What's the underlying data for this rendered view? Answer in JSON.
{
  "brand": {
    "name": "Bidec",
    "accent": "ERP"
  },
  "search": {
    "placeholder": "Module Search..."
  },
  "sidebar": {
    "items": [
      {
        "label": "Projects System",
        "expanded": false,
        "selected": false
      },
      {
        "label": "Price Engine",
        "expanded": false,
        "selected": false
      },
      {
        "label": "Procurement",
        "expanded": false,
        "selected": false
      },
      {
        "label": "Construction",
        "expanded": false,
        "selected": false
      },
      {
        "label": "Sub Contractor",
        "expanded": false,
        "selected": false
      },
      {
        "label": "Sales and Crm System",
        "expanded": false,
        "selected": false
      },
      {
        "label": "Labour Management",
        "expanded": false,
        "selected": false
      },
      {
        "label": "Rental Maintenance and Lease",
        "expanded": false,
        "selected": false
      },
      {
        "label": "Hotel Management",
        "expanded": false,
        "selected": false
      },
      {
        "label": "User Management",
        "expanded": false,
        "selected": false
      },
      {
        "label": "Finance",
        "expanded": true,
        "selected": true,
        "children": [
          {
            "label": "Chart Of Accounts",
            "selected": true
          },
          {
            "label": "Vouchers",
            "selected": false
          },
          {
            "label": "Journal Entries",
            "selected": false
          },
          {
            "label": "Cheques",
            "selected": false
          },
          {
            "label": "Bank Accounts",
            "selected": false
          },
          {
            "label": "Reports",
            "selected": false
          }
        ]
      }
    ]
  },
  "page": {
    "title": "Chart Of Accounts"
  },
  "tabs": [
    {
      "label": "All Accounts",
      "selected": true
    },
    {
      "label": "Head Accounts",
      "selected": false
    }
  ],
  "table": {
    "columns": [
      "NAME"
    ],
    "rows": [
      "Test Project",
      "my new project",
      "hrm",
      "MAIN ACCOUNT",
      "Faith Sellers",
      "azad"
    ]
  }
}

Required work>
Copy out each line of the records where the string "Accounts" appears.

Exercise solution>
            "label": "Chart Of Accounts",
            "label": "Bank Accounts",
    "title": "Chart Of Accounts"
      "label": "All Accounts",
      "label": "Head Accounts",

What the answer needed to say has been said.